Problem description:
Reprint every entry, character for character.

Data shown:
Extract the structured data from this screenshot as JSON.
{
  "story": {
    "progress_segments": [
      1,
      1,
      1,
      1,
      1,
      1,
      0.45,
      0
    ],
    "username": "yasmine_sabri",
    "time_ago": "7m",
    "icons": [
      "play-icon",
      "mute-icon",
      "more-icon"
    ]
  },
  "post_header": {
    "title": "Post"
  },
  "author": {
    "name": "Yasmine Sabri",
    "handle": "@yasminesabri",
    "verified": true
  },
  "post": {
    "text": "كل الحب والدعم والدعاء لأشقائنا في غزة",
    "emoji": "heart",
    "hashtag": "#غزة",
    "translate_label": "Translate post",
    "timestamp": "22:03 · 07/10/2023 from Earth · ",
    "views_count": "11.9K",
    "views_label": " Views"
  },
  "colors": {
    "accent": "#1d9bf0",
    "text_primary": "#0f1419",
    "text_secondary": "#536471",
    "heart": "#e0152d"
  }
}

Exercise answer:
Extract the structured data from this screenshot as JSON.
{
  "story": {
    "progress_segments": [
      1,
      1,
      1,
      1,
      1,
      1,
      0.45,
      0
    ],
    "username": "yasmine_sabri",
    "time_ago": "7m",
    "icons": [
      "play-icon",
      "mute-icon",
      "more-icon"
    ]
  },
  "post_header": {
    "title": "Post"
  },
  "author": {
    "name": "Yasmine Sabri",
    "handle": "@yasminesabri",
    "verified": true
  },
  "post": {
    "text": "كل الحب والدعم والدعاء لأشقائنا في غزة",
    "emoji": "heart",
    "hashtag": "#غزة",
    "translate_label": "Translate post",
    "timestamp": "22:03 · 07/10/2023 from Earth · ",
    "views_count": "11.9K",
    "views_label": " Views"
  },
  "colors": {
    "accent": "#1d9bf0",
    "text_primary": "#0f1419",
    "text_secondary": "#536471",
    "heart": "#e0152d"
  }
}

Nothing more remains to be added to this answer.